The world is a big beautiful place and there's more in it than cinema.     

Your Comment


filmmakers getting into film only because they love film, rather than telling human stories, has produced an enormous creative vacuum in the last decade - primarily stuffed with nostalgia. it can only entertain us for so long, before those filmmakers self-referential works become void of meaning, and cinema becomes an antique medium. already we see younger people flocking to other mediums for their "authentic", authored experiences.

November 4, 2017 at 5:04PM


This is the core of the argument for getting a BA or MFA in film, instead of a two-year technical degree.

November 5, 2017 at 12:04PM

Jon Kline
Director of Photography

Most of the young I meet tese day don't even have a degree on film or anyhting related.
They have a DSLR and they are filmmaker!
Their fame come with million of "fan" and followers without any idea of the real world is, completly under their digital world. no sens whatsover of reality.

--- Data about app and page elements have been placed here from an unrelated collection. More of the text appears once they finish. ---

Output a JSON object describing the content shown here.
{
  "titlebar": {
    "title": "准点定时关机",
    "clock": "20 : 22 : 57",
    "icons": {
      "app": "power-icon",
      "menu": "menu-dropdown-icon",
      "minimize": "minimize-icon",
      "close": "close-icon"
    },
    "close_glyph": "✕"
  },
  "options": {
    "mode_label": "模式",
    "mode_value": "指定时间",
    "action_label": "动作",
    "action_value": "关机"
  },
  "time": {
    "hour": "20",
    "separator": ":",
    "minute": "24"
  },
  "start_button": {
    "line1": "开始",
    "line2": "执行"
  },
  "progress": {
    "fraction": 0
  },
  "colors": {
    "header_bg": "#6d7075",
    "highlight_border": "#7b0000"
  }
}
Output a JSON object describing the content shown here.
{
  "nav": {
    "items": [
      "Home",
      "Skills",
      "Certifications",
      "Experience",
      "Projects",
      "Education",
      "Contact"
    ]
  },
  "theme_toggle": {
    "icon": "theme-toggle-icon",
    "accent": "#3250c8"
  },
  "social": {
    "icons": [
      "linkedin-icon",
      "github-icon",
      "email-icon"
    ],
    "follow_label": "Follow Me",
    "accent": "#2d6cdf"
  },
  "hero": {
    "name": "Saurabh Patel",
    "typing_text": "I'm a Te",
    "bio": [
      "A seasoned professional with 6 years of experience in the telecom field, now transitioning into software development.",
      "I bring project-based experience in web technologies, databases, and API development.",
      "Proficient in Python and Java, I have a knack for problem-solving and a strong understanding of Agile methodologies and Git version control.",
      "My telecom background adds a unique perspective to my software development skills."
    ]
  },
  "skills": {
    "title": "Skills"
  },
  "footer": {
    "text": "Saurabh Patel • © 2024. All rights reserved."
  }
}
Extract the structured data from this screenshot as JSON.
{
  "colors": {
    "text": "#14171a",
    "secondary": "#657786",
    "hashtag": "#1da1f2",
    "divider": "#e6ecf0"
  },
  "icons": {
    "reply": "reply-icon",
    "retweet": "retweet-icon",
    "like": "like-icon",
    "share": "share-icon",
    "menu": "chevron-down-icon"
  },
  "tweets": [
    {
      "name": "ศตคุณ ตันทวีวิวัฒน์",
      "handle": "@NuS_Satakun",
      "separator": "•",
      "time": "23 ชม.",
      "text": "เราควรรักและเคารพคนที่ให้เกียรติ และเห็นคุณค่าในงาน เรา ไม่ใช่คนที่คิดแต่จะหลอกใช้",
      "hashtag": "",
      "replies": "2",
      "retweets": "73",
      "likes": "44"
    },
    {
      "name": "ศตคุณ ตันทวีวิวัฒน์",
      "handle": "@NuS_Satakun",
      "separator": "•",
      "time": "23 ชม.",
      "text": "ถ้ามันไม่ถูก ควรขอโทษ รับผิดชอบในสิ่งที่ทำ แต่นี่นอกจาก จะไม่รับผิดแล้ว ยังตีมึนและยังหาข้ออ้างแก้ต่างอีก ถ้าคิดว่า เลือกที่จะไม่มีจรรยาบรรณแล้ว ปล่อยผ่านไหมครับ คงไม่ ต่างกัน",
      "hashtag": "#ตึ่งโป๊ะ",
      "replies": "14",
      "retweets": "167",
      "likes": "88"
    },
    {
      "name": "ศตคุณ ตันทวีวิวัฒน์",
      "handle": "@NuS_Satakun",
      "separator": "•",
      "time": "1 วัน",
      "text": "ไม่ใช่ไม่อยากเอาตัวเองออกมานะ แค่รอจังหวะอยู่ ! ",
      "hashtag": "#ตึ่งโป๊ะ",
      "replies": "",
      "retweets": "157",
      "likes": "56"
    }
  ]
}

November 6, 2017 at 1:53AM

DoP freelance cameraman 4K HK & Shanghai.

I think this is the reason we get people like Michael Moore making documentaries. Zero substance. Zero life experience. Zero thought behind so many documentary ideas. If more film makers had any life experience, the documentary landscape would be very, very different politically. Currently, we're largely getting the results of an anti-intellectual echo chamber.

November 6, 2017 at 6:59AM, Edited November 6, 7:00AM

You voted '-1'.

" the end of the day, take time to *clean your lens.."

November 7, 2017 at 7:52AM

Christopher Evans
Video Artist

ALL of my inspiration comes from nonfiction that has nothing to do with film, and from real life. This is sooooo true. I hardly knew anything about film until around three years ago, and if I had been obsessively studying it for my entire life, I think it would have almost been a hindrance to certain inspirations. I had visions that I couldn't get out of my head, and I wanted to learn how to bring them to life, and this is what led me to study film. It's the whole which came first, 'the chicken or the egg thing', for me it was the egg, and I feel like when I meet people for whom the chicken came first (film), they seem to be a little lacking in inspiration. But this is okay. We need the chicken people for production and post production, and the egg people for pre production, writing, and directing.

November 7, 2017 at 8:12AM

Jen C.

To paraphrase [Arthur Conan Doyle] Sherlock Holmes: "Don't just see. Observe!"

November 10, 2017 at 4:52PM

Bob Byars

Good video. :) But I'd add to the list, "Learn to clean your lens..." lol

December 10, 2017 at 4:11AM

Stephanie Spicer

Amazing article! So much to learn from one simple post. Thanks for writing such inspiring and eye-opening stuff for us. Big cheers for you and your awesome team! keep it up.

March 14, 2018 at 5:21AM, Edited March 14, 5:20AM

Ishan Sharma
Freelancer Content and Story Writer

The point Saladino is trying to make is the same one countless other world-famous filmmakers have tried to make for years: one of the best things you can do as a filmmaker is live life to the fullest. 1z0-986 Questions and Answers

July 3, 2018 at 12:50AM